a. Yes, I drink several energy drinks and shots of espresso each day to get my creative juices flowing

b. Yes, I drink hot coffee several times a day, combined with chocolate and sodas

c. Yes, I drink a cup of green tea each day

d. No, I wouldn’t put anything that unhealthy near my lips, I only drink Kale purees


I would love to hear how others get themselves motivated to create their masterpieces each day. I’ll share the results next week!

Birds of Michigan series: Titmouse

Recently, I’ve been painting birds. I did a couple for one of the bathrooms in the house I live in, to complement a series of birdhouses that a roommate put up. They look nice together, along with the shower curtain that has…birds.

I live where the birds constantly come and visit, due to the feeders we put out. During the fall, winter and spring, the chickadees, titmouses, red-breasted Grosbeaks and cardinals swoop in all day long, while the finches and woodpeckers get their share, too.
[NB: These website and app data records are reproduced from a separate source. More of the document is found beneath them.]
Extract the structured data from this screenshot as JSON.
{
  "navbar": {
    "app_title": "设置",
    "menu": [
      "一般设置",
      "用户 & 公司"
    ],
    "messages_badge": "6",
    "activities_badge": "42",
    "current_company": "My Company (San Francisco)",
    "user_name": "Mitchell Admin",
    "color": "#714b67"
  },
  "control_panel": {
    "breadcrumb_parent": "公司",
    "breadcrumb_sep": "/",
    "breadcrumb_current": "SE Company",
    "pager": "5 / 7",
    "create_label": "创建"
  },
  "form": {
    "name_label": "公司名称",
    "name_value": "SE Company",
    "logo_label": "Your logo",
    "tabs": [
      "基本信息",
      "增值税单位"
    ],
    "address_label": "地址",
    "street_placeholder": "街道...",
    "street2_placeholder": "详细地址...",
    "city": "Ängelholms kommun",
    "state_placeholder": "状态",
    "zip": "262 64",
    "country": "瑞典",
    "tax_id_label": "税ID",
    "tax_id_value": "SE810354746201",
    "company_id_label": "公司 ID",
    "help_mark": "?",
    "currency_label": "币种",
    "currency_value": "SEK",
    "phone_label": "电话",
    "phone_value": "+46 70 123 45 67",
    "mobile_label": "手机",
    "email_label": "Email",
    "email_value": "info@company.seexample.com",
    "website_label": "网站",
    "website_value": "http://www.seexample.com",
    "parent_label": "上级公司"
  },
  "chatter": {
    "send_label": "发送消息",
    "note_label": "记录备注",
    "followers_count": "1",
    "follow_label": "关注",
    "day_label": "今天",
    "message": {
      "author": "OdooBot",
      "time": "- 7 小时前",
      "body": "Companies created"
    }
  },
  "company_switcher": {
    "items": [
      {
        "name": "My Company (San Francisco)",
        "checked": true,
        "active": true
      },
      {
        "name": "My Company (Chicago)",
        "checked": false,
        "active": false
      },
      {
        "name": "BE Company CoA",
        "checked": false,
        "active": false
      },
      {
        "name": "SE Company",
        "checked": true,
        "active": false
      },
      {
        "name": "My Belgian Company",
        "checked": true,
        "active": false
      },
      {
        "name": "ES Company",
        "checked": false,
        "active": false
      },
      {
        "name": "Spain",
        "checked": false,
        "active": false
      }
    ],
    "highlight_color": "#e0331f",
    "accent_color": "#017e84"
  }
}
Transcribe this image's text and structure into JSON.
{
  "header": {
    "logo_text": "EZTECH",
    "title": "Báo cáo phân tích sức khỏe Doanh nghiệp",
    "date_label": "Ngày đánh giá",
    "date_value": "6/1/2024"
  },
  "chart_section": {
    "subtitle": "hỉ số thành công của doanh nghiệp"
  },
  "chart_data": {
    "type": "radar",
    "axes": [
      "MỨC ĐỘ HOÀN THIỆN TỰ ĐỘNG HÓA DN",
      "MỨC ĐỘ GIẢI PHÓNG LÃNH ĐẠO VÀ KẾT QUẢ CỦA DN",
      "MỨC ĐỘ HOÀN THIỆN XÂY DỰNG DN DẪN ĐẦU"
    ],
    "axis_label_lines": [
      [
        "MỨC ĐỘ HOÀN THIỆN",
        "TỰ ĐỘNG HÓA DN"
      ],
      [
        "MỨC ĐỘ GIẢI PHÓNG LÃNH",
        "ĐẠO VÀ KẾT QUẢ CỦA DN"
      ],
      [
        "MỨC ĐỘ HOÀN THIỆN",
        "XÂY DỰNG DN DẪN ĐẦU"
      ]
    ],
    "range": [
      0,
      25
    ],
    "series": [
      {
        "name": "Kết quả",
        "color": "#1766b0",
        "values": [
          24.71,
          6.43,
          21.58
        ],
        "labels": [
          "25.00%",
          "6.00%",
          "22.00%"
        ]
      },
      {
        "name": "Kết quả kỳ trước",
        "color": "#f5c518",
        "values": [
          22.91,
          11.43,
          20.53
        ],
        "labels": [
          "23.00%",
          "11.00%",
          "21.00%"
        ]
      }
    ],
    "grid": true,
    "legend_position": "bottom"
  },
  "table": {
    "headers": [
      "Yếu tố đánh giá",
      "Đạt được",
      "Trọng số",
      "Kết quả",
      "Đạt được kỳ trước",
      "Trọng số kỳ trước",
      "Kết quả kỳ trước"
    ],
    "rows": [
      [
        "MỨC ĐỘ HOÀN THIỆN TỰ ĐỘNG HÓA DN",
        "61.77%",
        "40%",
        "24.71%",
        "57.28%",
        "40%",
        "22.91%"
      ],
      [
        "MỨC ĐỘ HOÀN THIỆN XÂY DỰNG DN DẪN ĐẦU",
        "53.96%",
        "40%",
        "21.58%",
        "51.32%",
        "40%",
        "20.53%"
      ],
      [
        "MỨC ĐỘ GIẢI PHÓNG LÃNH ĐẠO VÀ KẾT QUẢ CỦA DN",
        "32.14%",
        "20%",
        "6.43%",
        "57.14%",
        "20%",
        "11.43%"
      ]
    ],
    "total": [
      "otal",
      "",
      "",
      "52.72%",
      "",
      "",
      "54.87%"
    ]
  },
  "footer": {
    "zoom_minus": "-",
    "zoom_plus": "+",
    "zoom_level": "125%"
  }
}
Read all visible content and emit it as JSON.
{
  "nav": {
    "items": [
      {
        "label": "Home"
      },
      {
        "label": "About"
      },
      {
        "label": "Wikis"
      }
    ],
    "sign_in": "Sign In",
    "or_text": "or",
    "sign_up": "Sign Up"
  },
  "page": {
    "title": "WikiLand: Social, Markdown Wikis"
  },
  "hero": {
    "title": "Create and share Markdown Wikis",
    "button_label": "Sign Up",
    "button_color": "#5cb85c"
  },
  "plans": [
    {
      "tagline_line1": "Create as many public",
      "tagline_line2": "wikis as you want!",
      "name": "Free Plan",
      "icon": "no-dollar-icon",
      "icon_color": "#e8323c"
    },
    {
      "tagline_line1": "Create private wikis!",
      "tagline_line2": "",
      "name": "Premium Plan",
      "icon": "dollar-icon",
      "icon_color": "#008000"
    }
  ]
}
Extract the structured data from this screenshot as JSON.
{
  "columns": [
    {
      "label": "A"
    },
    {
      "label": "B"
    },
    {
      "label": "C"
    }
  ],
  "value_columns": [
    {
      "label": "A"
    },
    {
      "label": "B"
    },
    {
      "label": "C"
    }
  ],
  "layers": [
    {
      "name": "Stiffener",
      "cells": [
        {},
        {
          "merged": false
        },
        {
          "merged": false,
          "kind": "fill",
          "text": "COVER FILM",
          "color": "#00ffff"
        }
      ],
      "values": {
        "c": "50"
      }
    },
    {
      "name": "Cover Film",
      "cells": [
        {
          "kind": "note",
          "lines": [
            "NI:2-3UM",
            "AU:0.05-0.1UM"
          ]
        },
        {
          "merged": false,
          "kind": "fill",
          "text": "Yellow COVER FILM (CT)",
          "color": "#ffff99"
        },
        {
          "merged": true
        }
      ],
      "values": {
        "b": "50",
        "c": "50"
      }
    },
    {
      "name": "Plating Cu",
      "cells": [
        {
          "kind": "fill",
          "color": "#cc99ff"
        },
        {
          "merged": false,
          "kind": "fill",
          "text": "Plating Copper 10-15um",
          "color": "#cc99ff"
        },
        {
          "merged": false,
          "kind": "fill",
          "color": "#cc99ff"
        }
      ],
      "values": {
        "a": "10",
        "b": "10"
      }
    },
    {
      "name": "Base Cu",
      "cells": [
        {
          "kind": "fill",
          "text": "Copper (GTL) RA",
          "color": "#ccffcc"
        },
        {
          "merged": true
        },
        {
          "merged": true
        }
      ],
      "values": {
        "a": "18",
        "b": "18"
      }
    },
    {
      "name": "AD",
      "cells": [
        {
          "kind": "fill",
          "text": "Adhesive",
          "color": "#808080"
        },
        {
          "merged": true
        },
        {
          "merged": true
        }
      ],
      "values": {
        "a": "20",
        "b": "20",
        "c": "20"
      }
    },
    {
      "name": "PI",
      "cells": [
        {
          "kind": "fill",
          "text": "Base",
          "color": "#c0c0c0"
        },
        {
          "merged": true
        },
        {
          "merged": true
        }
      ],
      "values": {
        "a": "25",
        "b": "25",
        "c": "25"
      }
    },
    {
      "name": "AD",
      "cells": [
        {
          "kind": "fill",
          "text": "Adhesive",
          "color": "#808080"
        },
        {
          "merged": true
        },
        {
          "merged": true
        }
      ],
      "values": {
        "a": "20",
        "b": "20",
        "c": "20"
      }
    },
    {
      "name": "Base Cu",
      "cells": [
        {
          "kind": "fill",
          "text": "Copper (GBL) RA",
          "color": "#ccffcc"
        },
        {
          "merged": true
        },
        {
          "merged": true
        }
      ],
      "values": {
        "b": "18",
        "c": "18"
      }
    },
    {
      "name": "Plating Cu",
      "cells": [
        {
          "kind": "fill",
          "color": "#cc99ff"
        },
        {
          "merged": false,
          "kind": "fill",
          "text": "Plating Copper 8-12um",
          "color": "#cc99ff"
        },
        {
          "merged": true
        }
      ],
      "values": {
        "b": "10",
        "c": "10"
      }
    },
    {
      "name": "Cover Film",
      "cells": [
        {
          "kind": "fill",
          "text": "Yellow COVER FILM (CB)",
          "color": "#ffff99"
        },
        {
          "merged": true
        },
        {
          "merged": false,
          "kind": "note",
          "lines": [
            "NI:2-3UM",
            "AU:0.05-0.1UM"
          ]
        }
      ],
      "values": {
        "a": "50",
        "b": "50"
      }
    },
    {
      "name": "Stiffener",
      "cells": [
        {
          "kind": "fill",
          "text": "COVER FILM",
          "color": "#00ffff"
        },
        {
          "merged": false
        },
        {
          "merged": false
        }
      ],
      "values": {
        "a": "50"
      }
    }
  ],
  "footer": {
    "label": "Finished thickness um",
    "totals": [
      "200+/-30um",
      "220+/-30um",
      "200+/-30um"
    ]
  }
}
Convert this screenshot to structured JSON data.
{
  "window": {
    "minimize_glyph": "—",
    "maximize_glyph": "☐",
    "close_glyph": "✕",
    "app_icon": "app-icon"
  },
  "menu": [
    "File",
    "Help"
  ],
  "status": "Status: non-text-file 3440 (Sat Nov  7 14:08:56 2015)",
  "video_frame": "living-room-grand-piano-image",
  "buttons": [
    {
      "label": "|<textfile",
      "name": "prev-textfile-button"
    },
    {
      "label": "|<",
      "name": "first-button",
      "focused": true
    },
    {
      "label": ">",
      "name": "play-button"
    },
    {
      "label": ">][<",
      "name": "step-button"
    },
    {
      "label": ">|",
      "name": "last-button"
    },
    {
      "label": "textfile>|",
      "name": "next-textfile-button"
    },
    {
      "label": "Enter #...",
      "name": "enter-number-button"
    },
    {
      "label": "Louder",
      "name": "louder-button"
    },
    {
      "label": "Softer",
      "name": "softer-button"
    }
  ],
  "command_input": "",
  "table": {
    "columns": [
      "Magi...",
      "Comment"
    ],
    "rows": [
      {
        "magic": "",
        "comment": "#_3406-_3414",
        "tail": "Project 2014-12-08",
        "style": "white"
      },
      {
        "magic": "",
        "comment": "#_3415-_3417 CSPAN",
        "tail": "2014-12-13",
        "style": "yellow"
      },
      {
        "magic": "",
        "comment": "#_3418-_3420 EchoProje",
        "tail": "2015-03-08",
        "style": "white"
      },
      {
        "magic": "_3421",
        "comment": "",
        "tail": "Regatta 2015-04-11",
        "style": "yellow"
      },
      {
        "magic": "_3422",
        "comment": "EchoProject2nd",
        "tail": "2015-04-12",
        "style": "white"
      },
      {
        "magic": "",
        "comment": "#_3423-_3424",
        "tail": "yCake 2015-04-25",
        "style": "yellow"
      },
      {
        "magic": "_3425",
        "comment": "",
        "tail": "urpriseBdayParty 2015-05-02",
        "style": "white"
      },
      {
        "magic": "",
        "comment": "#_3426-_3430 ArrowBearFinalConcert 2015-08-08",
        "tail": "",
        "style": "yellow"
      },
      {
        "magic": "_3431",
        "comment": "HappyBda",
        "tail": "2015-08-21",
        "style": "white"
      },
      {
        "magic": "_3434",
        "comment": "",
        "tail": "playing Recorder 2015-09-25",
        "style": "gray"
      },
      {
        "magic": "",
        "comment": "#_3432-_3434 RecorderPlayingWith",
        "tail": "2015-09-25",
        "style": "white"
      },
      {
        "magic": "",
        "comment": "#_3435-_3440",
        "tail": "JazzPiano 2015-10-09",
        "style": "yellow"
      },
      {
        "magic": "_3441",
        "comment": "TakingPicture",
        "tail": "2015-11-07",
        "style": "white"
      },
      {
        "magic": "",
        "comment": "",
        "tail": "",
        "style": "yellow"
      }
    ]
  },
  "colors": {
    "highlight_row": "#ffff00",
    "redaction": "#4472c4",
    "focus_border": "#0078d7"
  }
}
A friend suggested that I paint a “Birds of Michigan” series (this friend REALLY likes birds). So, I’ve decided to go for it. This is the first painting I’ve completed; it’s a titmouse. Image

I hope you like this little feller. He has that cheeky look that titmouses get; I love their beady eyes and tuft of hair. I think he’s quite satisfied with himself!


Plein Aire painting of Atoka Lake

ImageI love to paint outdoors, and capture the feel of a landscape on site. This is a plein aire (outdoors on site) painting that I did awhile back of the trees at Atoka Lake in Oklahoma. I was fascinated by the textures of the lichen growing on the bark, and wanted to show it. If you ever go there, it really does look like this in mid-summer, lots of brown and ocher grass, very different from the lush greens of West Michigan.

No mosquitoes there, either. But I do love the cool summer weather here, and how beautiful and green it is.